#### Work to be completed:
Your copy should hold every record verbatim and none of the pictures.

#### Dataset items:
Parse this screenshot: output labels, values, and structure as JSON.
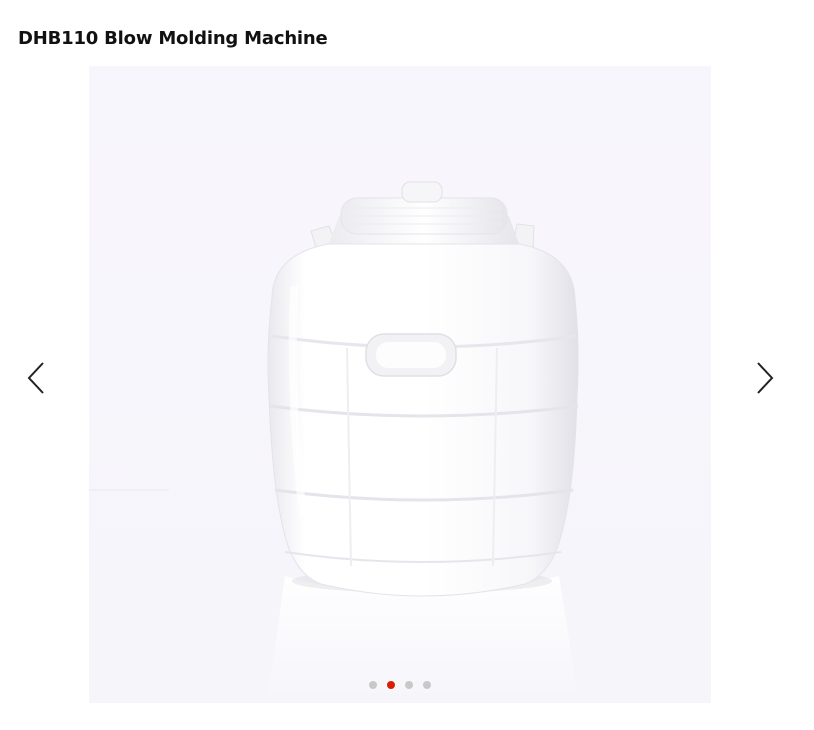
{
  "page": {
    "title": "DHB110 Blow Molding Machine"
  },
  "carousel": {
    "image": {
      "subject": "white plastic barrel container with screw lid and side handles",
      "background_color": "#f7f5fc",
      "product_color": "#ffffff"
    },
    "prev_icon": "chevron-left-icon",
    "next_icon": "chevron-right-icon",
    "slide_count": 4,
    "active_index": 1,
    "colors": {
      "dot_active": "#d81e06",
      "dot_inactive": "#c8c8c8",
      "arrow": "#222222"
    }
  }
}
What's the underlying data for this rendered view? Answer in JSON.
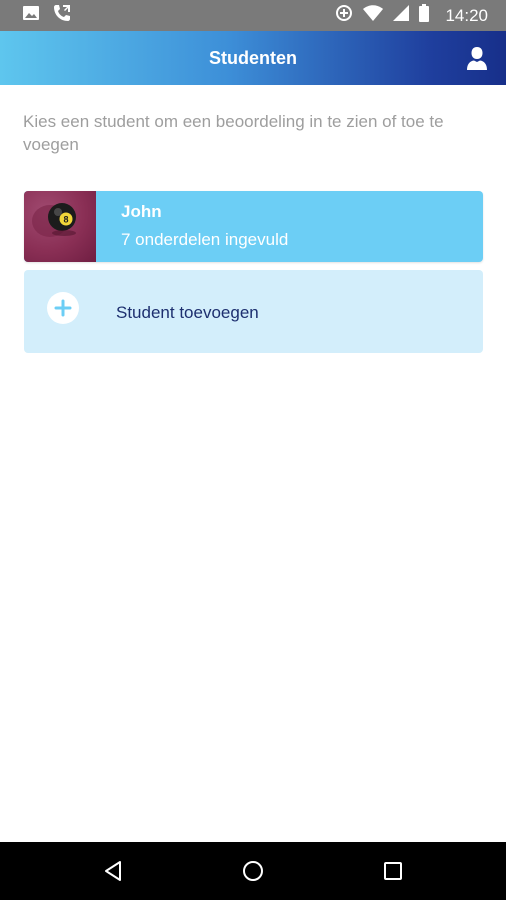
{
  "status_bar": {
    "time": "14:20",
    "left_icons": [
      "image-icon",
      "phone-call-icon"
    ],
    "right_icons": [
      "data-saver-icon",
      "wifi-icon",
      "signal-icon",
      "battery-icon"
    ]
  },
  "app_bar": {
    "title": "Studenten",
    "action_icon": "person-icon"
  },
  "intro": {
    "text": "Kies een student om een beoordeling in te zien of toe te voegen"
  },
  "students": [
    {
      "name": "John",
      "progress": "7 onderdelen ingevuld",
      "avatar_icon": "eight-ball-photo"
    }
  ],
  "add_student": {
    "label": "Student toevoegen",
    "icon": "plus-icon"
  },
  "nav_bar": {
    "buttons": [
      "back-icon",
      "home-icon",
      "recents-icon"
    ]
  },
  "colors": {
    "status_bar": "#7a7a7a",
    "app_bar_start": "#5ec6ee",
    "app_bar_end": "#172f8a",
    "student_card": "#6ccef5",
    "add_card": "#d3eefb",
    "add_label": "#1d2f6f",
    "intro_text": "#9e9e9e"
  }
}
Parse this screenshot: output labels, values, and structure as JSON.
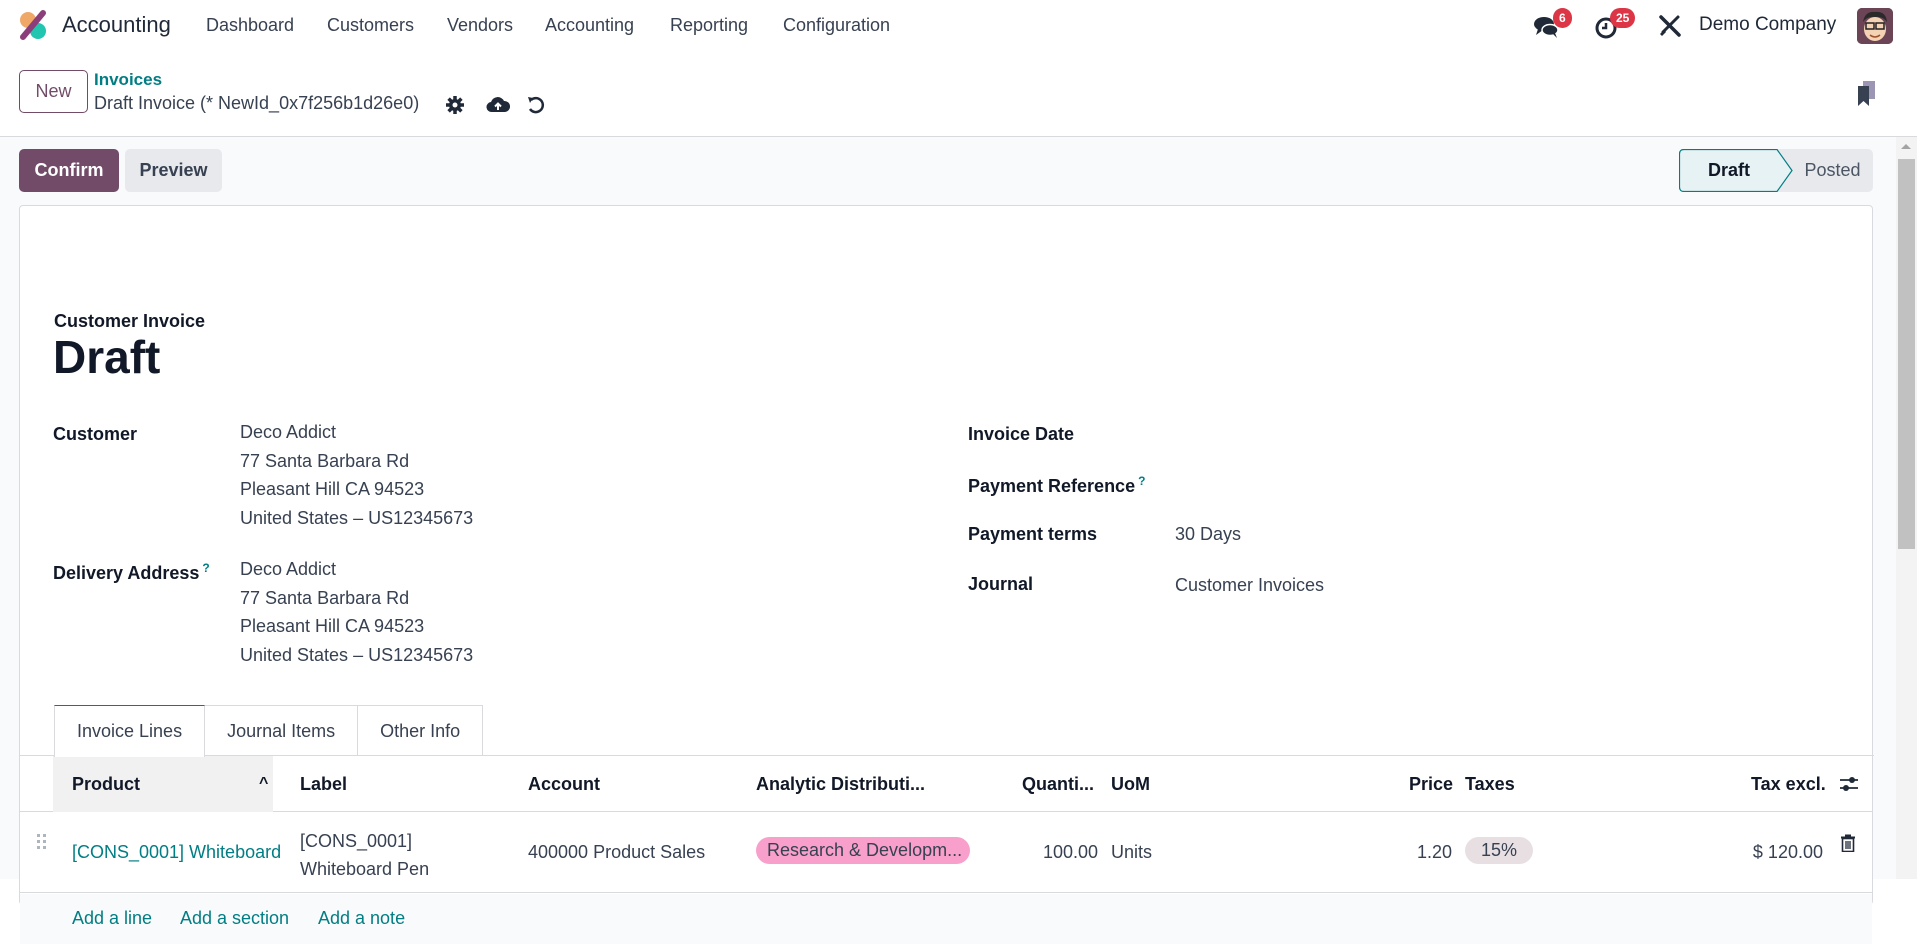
{
  "navbar": {
    "app_name": "Accounting",
    "menu": [
      "Dashboard",
      "Customers",
      "Vendors",
      "Accounting",
      "Reporting",
      "Configuration"
    ],
    "messages_count": "6",
    "activities_count": "25",
    "company": "Demo Company"
  },
  "control_panel": {
    "new_label": "New",
    "breadcrumb_parent": "Invoices",
    "record_title": "Draft Invoice (* NewId_0x7f256b1d26e0)"
  },
  "actions": {
    "confirm_label": "Confirm",
    "preview_label": "Preview"
  },
  "status": {
    "stages": [
      "Draft",
      "Posted"
    ],
    "current": "Draft"
  },
  "form": {
    "subtitle": "Customer Invoice",
    "title": "Draft",
    "customer_label": "Customer",
    "customer_lines": [
      "Deco Addict",
      "77 Santa Barbara Rd",
      "Pleasant Hill CA 94523",
      "United States – US12345673"
    ],
    "delivery_label": "Delivery Address",
    "delivery_lines": [
      "Deco Addict",
      "77 Santa Barbara Rd",
      "Pleasant Hill CA 94523",
      "United States – US12345673"
    ],
    "invoice_date_label": "Invoice Date",
    "invoice_date_value": "",
    "payment_ref_label": "Payment Reference",
    "payment_ref_value": "",
    "payment_terms_label": "Payment terms",
    "payment_terms_value": "30 Days",
    "journal_label": "Journal",
    "journal_value": "Customer Invoices",
    "help_mark": "?"
  },
  "tabs": [
    "Invoice Lines",
    "Journal Items",
    "Other Info"
  ],
  "table": {
    "columns": [
      "Product",
      "Label",
      "Account",
      "Analytic Distributi...",
      "Quanti...",
      "UoM",
      "Price",
      "Taxes",
      "Tax excl."
    ],
    "rows": [
      {
        "product": "[CONS_0001] Whiteboard",
        "label_line1": "[CONS_0001]",
        "label_line2": "Whiteboard Pen",
        "account": "400000 Product Sales",
        "analytic": "Research & Developm...",
        "quantity": "100.00",
        "uom": "Units",
        "price": "1.20",
        "taxes": "15%",
        "subtotal": "$ 120.00"
      }
    ],
    "add_line": "Add a line",
    "add_section": "Add a section",
    "add_note": "Add a note"
  },
  "colors": {
    "brand": "#714b67",
    "link": "#017e84",
    "badge": "#dc3545",
    "analytic_tag": "#f8a0cb",
    "tax_tag": "#e8dfe2"
  }
}
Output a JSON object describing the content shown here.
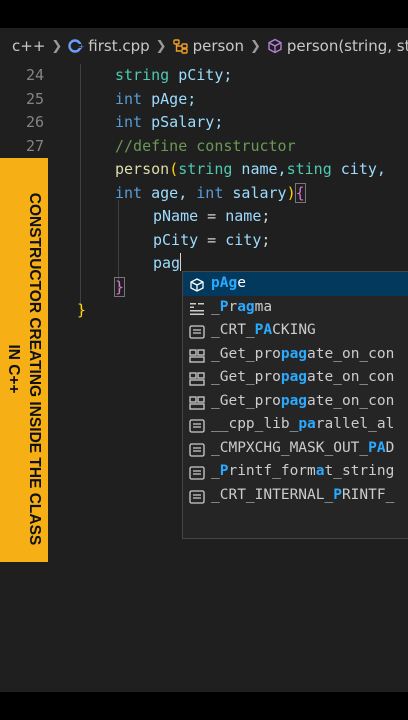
{
  "breadcrumb": {
    "lang": "c++",
    "file": "first.cpp",
    "class": "person",
    "method": "person(string, stri"
  },
  "line_numbers": [
    "24",
    "25",
    "26",
    "27"
  ],
  "code": {
    "l24_type": "string",
    "l24_name": " pCity;",
    "l25_type": "int",
    "l25_name": " pAge;",
    "l26_type": "int",
    "l26_name": " pSalary;",
    "l27_comment": "//define constructor",
    "l28_fn": "person",
    "l28_paren": "(",
    "l28_t1": "string",
    "l28_p1": " name,",
    "l28_t2": "sting",
    "l28_p2": " city,",
    "l29_t1": "int",
    "l29_p1": " age, ",
    "l29_t2": "int",
    "l29_p2": " salary",
    "l29_close": ")",
    "l29_brace": "{",
    "l30_lhs": "pName",
    "l30_op": " = ",
    "l30_rhs": "name",
    "l30_end": ";",
    "l31_lhs": "pCity",
    "l31_op": " = ",
    "l31_rhs": "city",
    "l31_end": ";",
    "l32_typed": "pag",
    "l33_brace": "}",
    "l34_brace": "}"
  },
  "banner": {
    "text": "CONSTRUCTOR CREATING INSIDE THE CLASS IN C++",
    "color": "#f6b016"
  },
  "suggestions": [
    {
      "icon": "field-icon",
      "pre": "",
      "match": "pAg",
      "post": "e",
      "selected": true
    },
    {
      "icon": "snippet-icon",
      "pre": "_",
      "match": "P",
      "post": "r",
      "match2": "ag",
      "post2": "ma"
    },
    {
      "icon": "text-icon",
      "pre": "_CRT_",
      "match": "PA",
      "post": "CKING"
    },
    {
      "icon": "struct-icon",
      "pre": "_Get_pro",
      "match": "pag",
      "post": "ate_on_con"
    },
    {
      "icon": "struct-icon",
      "pre": "_Get_pro",
      "match": "pag",
      "post": "ate_on_con"
    },
    {
      "icon": "struct-icon",
      "pre": "_Get_pro",
      "match": "pag",
      "post": "ate_on_con"
    },
    {
      "icon": "text-icon",
      "pre": "__cpp_lib_",
      "match": "pa",
      "post": "rallel_al"
    },
    {
      "icon": "text-icon",
      "pre": "_CMPXCHG_MASK_OUT_",
      "match": "PA",
      "post": "D"
    },
    {
      "icon": "text-icon",
      "pre": "_",
      "match": "P",
      "post": "rintf_form",
      "match2": "a",
      "post2": "t_string"
    },
    {
      "icon": "text-icon",
      "pre": "_CRT_INTERNAL_",
      "match": "P",
      "post": "RINTF_"
    }
  ]
}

#### Exercise result:
Parse this screenshot: output labels, values, and structure as JSON.
{
  "page": {
    "title": "DHB110 Blow Molding Machine"
  },
  "carousel": {
    "image": {
      "subject": "white plastic barrel container with screw lid and side handles",
      "background_color": "#f7f5fc",
      "product_color": "#ffffff"
    },
    "prev_icon": "chevron-left-icon",
    "next_icon": "chevron-right-icon",
    "slide_count": 4,
    "active_index": 1,
    "colors": {
      "dot_active": "#d81e06",
      "dot_inactive": "#c8c8c8",
      "arrow": "#222222"
    }
  }
}
What's the underlying data for this rendered view? Answer in JSON.
{
  "status_bar": {
    "time": "14:20",
    "left_icons": [
      "image-icon",
      "phone-call-icon"
    ],
    "right_icons": [
      "data-saver-icon",
      "wifi-icon",
      "signal-icon",
      "battery-icon"
    ]
  },
  "app_bar": {
    "title": "Studenten",
    "action_icon": "person-icon"
  },
  "intro": {
    "text": "Kies een student om een beoordeling in te zien of toe te voegen"
  },
  "students": [
    {
      "name": "John",
      "progress": "7 onderdelen ingevuld",
      "avatar_icon": "eight-ball-photo"
    }
  ],
  "add_student": {
    "label": "Student toevoegen",
    "icon": "plus-icon"
  },
  "nav_bar": {
    "buttons": [
      "back-icon",
      "home-icon",
      "recents-icon"
    ]
  },
  "colors": {
    "status_bar": "#7a7a7a",
    "app_bar_start": "#5ec6ee",
    "app_bar_end": "#172f8a",
    "student_card": "#6ccef5",
    "add_card": "#d3eefb",
    "add_label": "#1d2f6f",
    "intro_text": "#9e9e9e"
  }
}
Parse this screenshot: output labels, values, and structure as JSON.
{
  "navbar": {
    "app_name": "Accounting",
    "menu": [
      "Dashboard",
      "Customers",
      "Vendors",
      "Accounting",
      "Reporting",
      "Configuration"
    ],
    "messages_count": "6",
    "activities_count": "25",
    "company": "Demo Company"
  },
  "control_panel": {
    "new_label": "New",
    "breadcrumb_parent": "Invoices",
    "record_title": "Draft Invoice (* NewId_0x7f256b1d26e0)"
  },
  "actions": {
    "confirm_label": "Confirm",
    "preview_label": "Preview"
  },
  "status": {
    "stages": [
      "Draft",
      "Posted"
    ],
    "current": "Draft"
  },
  "form": {
    "subtitle": "Customer Invoice",
    "title": "Draft",
    "customer_label": "Customer",
    "customer_lines": [
      "Deco Addict",
      "77 Santa Barbara Rd",
      "Pleasant Hill CA 94523",
      "United States – US12345673"
    ],
    "delivery_label": "Delivery Address",
    "delivery_lines": [
      "Deco Addict",
      "77 Santa Barbara Rd",
      "Pleasant Hill CA 94523",
      "United States – US12345673"
    ],
    "invoice_date_label": "Invoice Date",
    "invoice_date_value": "",
    "payment_ref_label": "Payment Reference",
    "payment_ref_value": "",
    "payment_terms_label": "Payment terms",
    "payment_terms_value": "30 Days",
    "journal_label": "Journal",
    "journal_value": "Customer Invoices",
    "help_mark": "?"
  },
  "tabs": [
    "Invoice Lines",
    "Journal Items",
    "Other Info"
  ],
  "table": {
    "columns": [
      "Product",
      "Label",
      "Account",
      "Analytic Distributi...",
      "Quanti...",
      "UoM",
      "Price",
      "Taxes",
      "Tax excl."
    ],
    "rows": [
      {
        "product": "[CONS_0001] Whiteboard",
        "label_line1": "[CONS_0001]",
        "label_line2": "Whiteboard Pen",
        "account": "400000 Product Sales",
        "analytic": "Research & Developm...",
        "quantity": "100.00",
        "uom": "Units",
        "price": "1.20",
        "taxes": "15%",
        "subtotal": "$ 120.00"
      }
    ],
    "add_line": "Add a line",
    "add_section": "Add a section",
    "add_note": "Add a note"
  },
  "colors": {
    "brand": "#714b67",
    "link": "#017e84",
    "badge": "#dc3545",
    "analytic_tag": "#f8a0cb",
    "tax_tag": "#e8dfe2"
  }
}
Output a JSON object describing the content shown here.
{
  "breadcrumb": {
    "lang": "c++",
    "file": "first.cpp",
    "class": "person",
    "method": "person(string, stri"
  },
  "line_numbers": [
    "24",
    "25",
    "26",
    "27"
  ],
  "code": {
    "l24_type": "string",
    "l24_name": " pCity;",
    "l25_type": "int",
    "l25_name": " pAge;",
    "l26_type": "int",
    "l26_name": " pSalary;",
    "l27_comment": "//define constructor",
    "l28_fn": "person",
    "l28_paren": "(",
    "l28_t1": "string",
    "l28_p1": " name,",
    "l28_t2": "sting",
    "l28_p2": " city,",
    "l29_t1": "int",
    "l29_p1": " age, ",
    "l29_t2": "int",
    "l29_p2": " salary",
    "l29_close": ")",
    "l29_brace": "{",
    "l30_lhs": "pName",
    "l30_op": " = ",
    "l30_rhs": "name",
    "l30_end": ";",
    "l31_lhs": "pCity",
    "l31_op": " = ",
    "l31_rhs": "city",
    "l31_end": ";",
    "l32_typed": "pag",
    "l33_brace": "}",
    "l34_brace": "}"
  },
  "banner": {
    "text": "CONSTRUCTOR CREATING INSIDE THE CLASS IN C++",
    "color": "#f6b016"
  },
  "suggestions": [
    {
      "icon": "field-icon",
      "pre": "",
      "match": "pAg",
      "post": "e",
      "selected": true
    },
    {
      "icon": "snippet-icon",
      "pre": "_",
      "match": "P",
      "post": "r",
      "match2": "ag",
      "post2": "ma"
    },
    {
      "icon": "text-icon",
      "pre": "_CRT_",
      "match": "PA",
      "post": "CKING"
    },
    {
      "icon": "struct-icon",
      "pre": "_Get_pro",
      "match": "pag",
      "post": "ate_on_con"
    },
    {
      "icon": "struct-icon",
      "pre": "_Get_pro",
      "match": "pag",
      "post": "ate_on_con"
    },
    {
      "icon": "struct-icon",
      "pre": "_Get_pro",
      "match": "pag",
      "post": "ate_on_con"
    },
    {
      "icon": "text-icon",
      "pre": "__cpp_lib_",
      "match": "pa",
      "post": "rallel_al"
    },
    {
      "icon": "text-icon",
      "pre": "_CMPXCHG_MASK_OUT_",
      "match": "PA",
      "post": "D"
    },
    {
      "icon": "text-icon",
      "pre": "_",
      "match": "P",
      "post": "rintf_form",
      "match2": "a",
      "post2": "t_string"
    },
    {
      "icon": "text-icon",
      "pre": "_CRT_INTERNAL_",
      "match": "P",
      "post": "RINTF_"
    }
  ]
}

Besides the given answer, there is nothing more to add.